• **INPUT DATA**:

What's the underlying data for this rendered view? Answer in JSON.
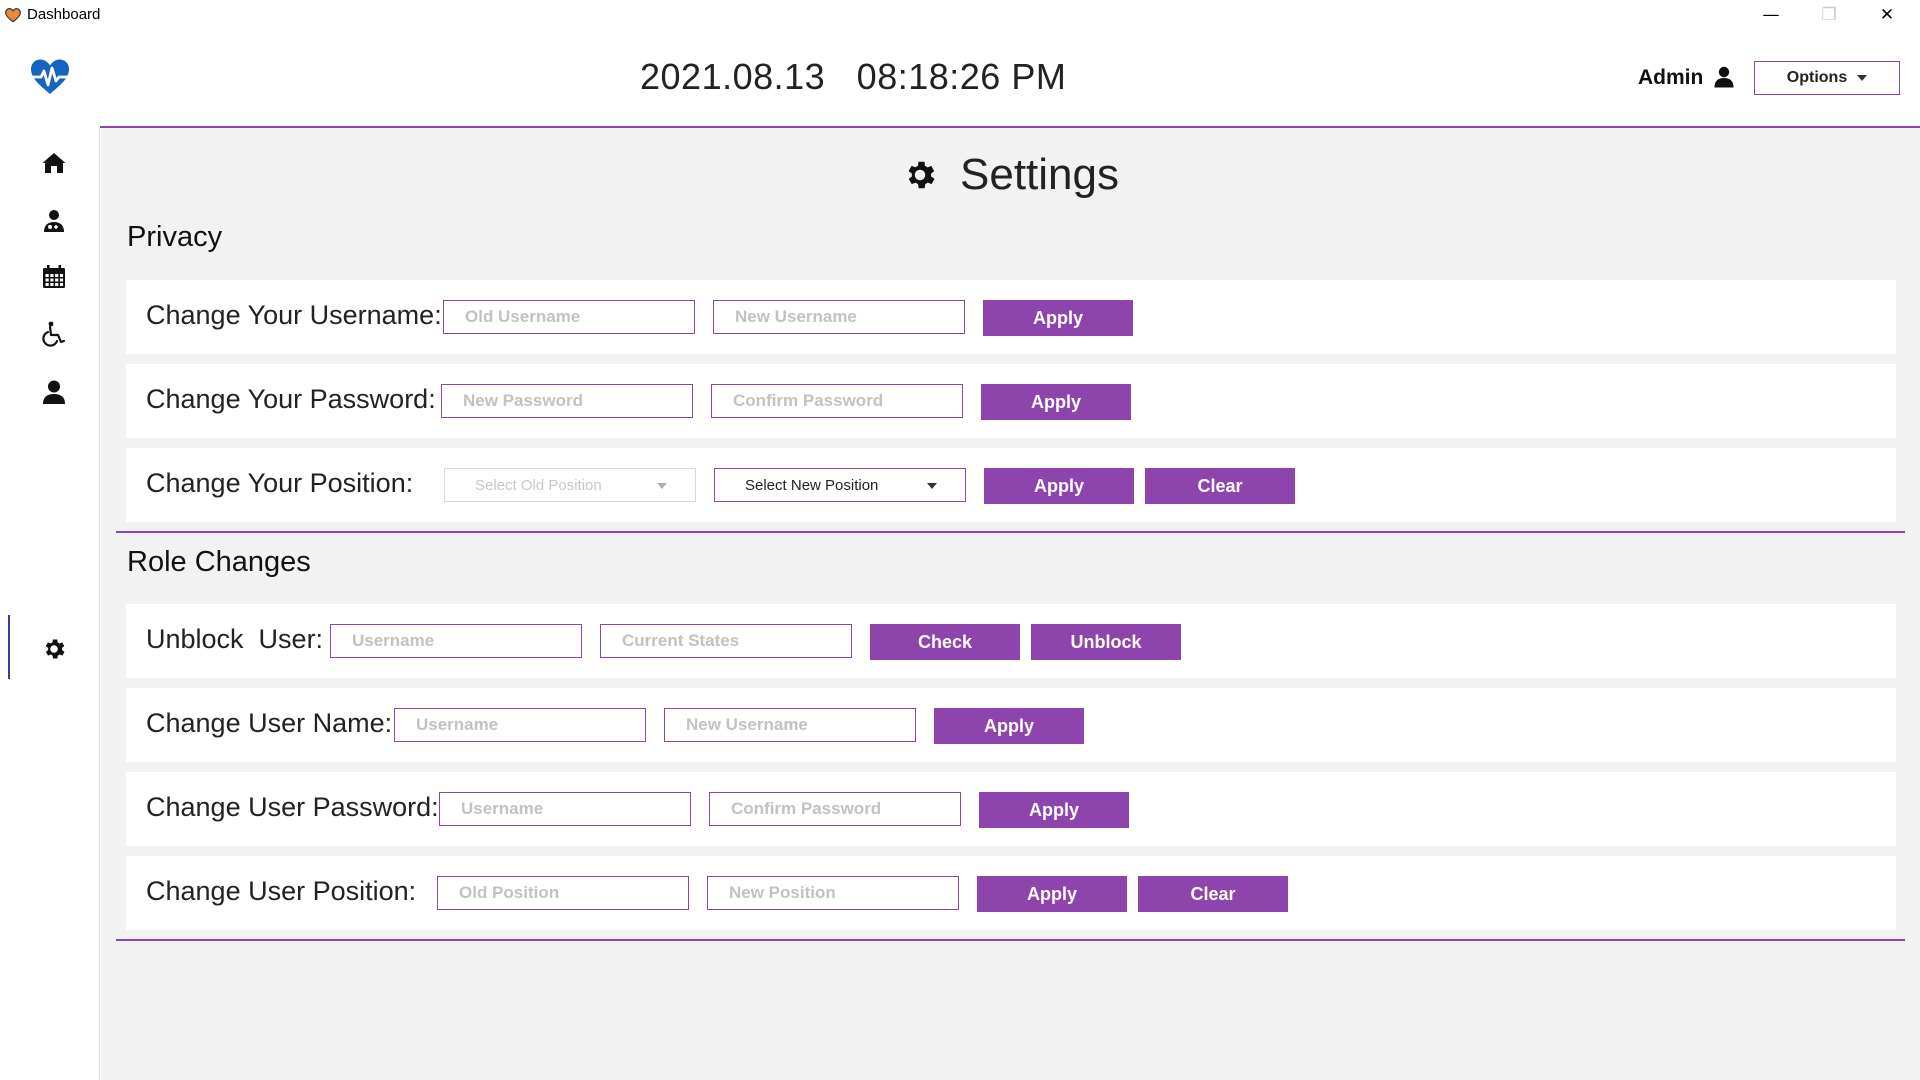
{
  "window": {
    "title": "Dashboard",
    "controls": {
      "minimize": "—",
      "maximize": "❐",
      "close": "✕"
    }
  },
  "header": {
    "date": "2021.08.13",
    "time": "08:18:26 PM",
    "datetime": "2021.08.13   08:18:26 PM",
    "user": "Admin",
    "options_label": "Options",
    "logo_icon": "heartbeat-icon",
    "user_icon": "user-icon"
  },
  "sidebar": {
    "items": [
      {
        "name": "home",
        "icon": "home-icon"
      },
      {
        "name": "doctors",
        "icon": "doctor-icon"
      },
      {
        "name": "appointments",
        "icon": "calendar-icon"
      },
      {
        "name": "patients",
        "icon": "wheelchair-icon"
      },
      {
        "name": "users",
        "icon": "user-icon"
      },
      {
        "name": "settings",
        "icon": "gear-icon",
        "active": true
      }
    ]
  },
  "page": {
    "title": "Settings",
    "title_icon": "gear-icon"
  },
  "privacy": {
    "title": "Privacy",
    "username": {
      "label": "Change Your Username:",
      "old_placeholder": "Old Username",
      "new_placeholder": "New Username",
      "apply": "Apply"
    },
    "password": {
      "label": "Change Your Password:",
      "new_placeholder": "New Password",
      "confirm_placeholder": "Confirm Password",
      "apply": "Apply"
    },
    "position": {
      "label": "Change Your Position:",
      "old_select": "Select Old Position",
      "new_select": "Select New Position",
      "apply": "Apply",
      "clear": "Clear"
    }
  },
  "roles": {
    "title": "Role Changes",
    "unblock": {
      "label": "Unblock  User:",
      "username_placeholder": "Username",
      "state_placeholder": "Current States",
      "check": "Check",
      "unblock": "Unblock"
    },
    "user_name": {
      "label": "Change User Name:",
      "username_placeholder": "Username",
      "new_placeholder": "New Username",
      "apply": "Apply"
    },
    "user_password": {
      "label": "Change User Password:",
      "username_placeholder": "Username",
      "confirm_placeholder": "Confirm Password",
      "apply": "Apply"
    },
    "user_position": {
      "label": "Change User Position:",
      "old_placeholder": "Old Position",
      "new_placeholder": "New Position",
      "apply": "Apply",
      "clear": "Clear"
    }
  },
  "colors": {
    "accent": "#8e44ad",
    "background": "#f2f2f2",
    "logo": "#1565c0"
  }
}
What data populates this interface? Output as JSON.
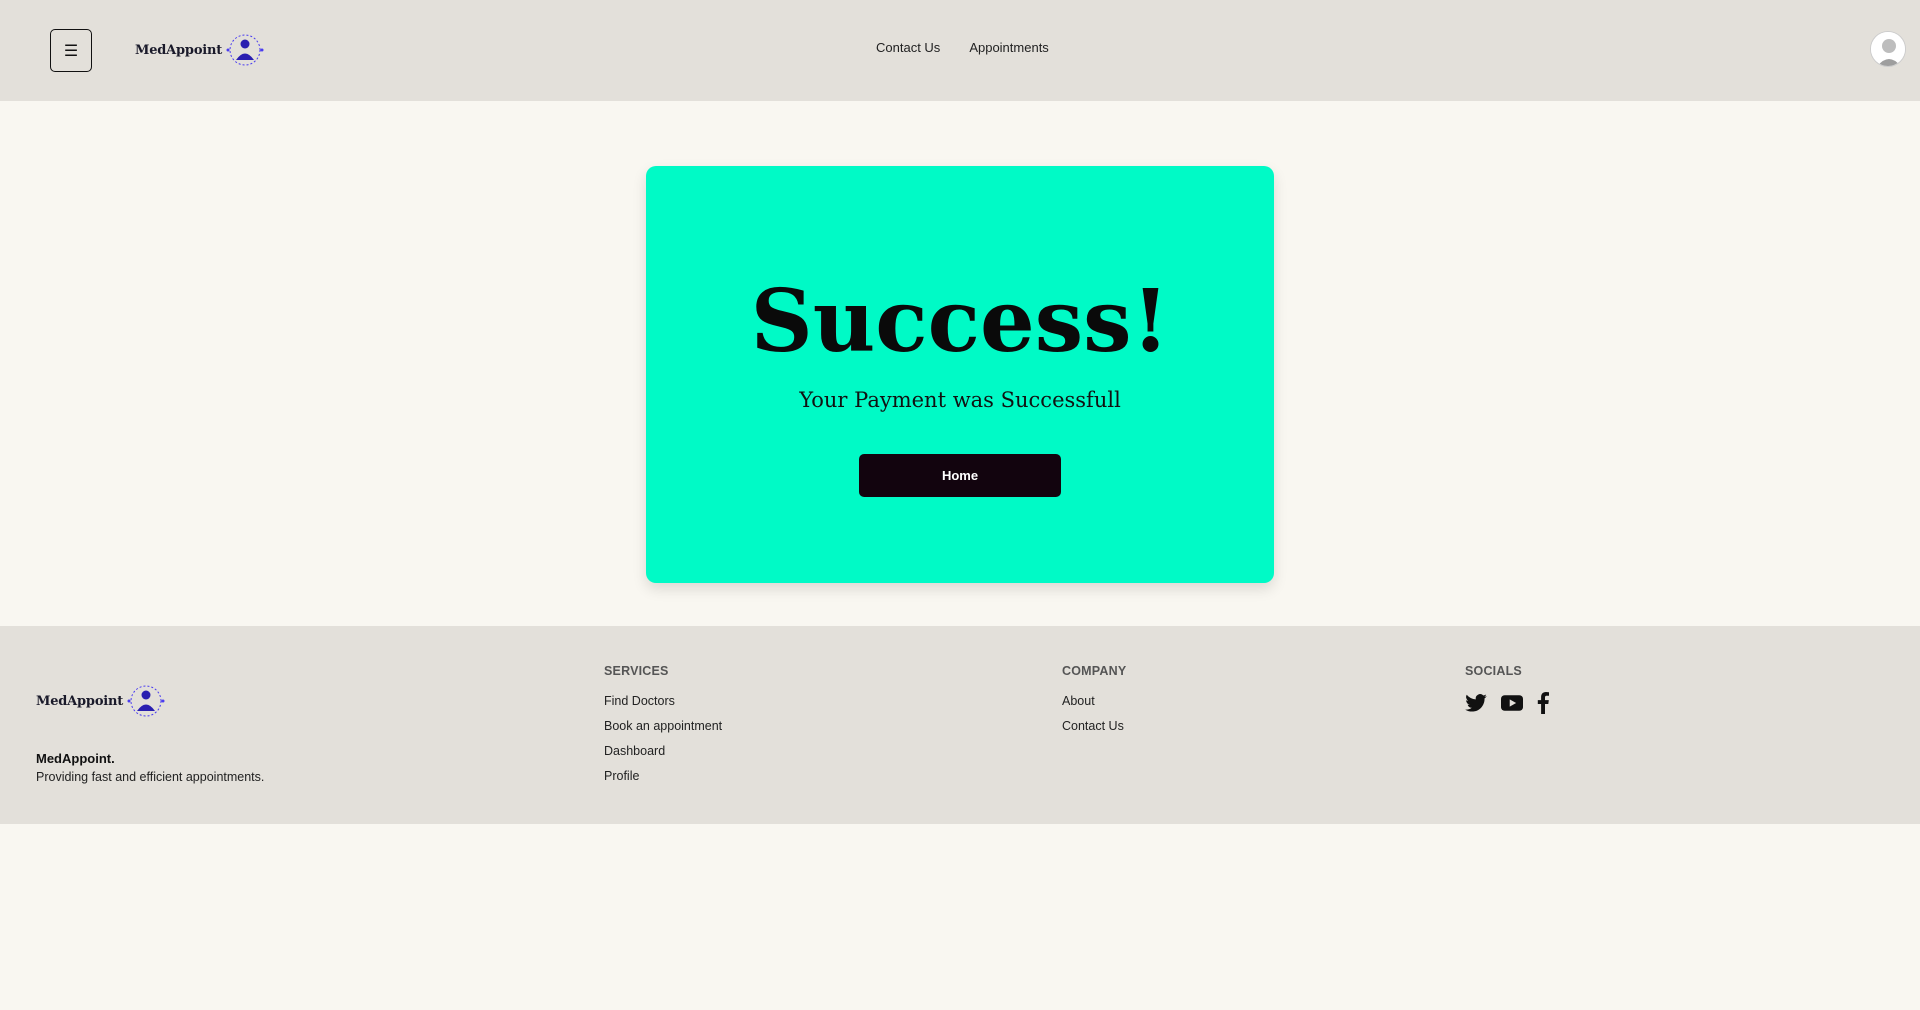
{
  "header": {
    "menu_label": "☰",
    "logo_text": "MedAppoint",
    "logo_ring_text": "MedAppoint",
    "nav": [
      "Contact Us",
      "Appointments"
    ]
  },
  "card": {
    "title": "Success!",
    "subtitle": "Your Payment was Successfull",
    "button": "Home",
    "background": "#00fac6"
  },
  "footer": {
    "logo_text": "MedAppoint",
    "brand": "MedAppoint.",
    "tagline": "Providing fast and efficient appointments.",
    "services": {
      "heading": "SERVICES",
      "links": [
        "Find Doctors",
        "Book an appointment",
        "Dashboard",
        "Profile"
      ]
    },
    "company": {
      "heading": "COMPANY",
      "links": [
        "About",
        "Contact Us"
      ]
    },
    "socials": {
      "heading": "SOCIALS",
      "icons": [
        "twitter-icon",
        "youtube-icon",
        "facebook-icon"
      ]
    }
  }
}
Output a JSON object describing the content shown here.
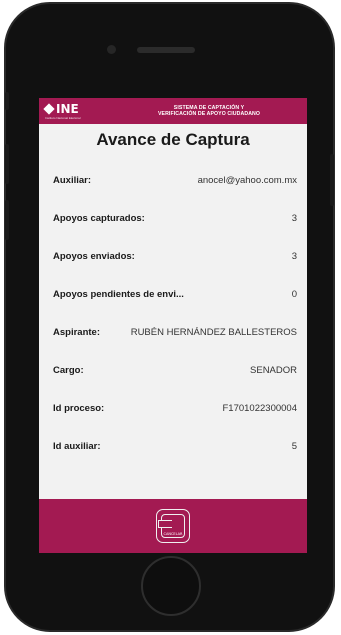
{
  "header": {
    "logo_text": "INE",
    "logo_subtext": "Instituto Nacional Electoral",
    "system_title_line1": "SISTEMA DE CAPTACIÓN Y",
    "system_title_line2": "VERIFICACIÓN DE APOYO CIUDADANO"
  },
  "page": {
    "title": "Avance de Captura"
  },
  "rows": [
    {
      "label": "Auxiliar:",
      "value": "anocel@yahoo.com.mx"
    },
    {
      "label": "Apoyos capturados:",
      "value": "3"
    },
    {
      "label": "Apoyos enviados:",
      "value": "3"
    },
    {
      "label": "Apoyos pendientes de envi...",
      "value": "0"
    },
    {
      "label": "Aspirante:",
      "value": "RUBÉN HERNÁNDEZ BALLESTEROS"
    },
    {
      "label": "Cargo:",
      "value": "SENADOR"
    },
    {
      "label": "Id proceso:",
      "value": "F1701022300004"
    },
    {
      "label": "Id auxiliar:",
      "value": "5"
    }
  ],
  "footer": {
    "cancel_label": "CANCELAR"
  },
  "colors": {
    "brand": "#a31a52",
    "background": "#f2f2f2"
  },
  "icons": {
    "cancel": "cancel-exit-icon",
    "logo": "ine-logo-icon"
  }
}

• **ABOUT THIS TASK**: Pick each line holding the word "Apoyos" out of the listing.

• **OUTPUT OF THE TASK**:
      "label": "Apoyos capturados:",
      "label": "Apoyos enviados:",
      "label": "Apoyos pendientes de envi...",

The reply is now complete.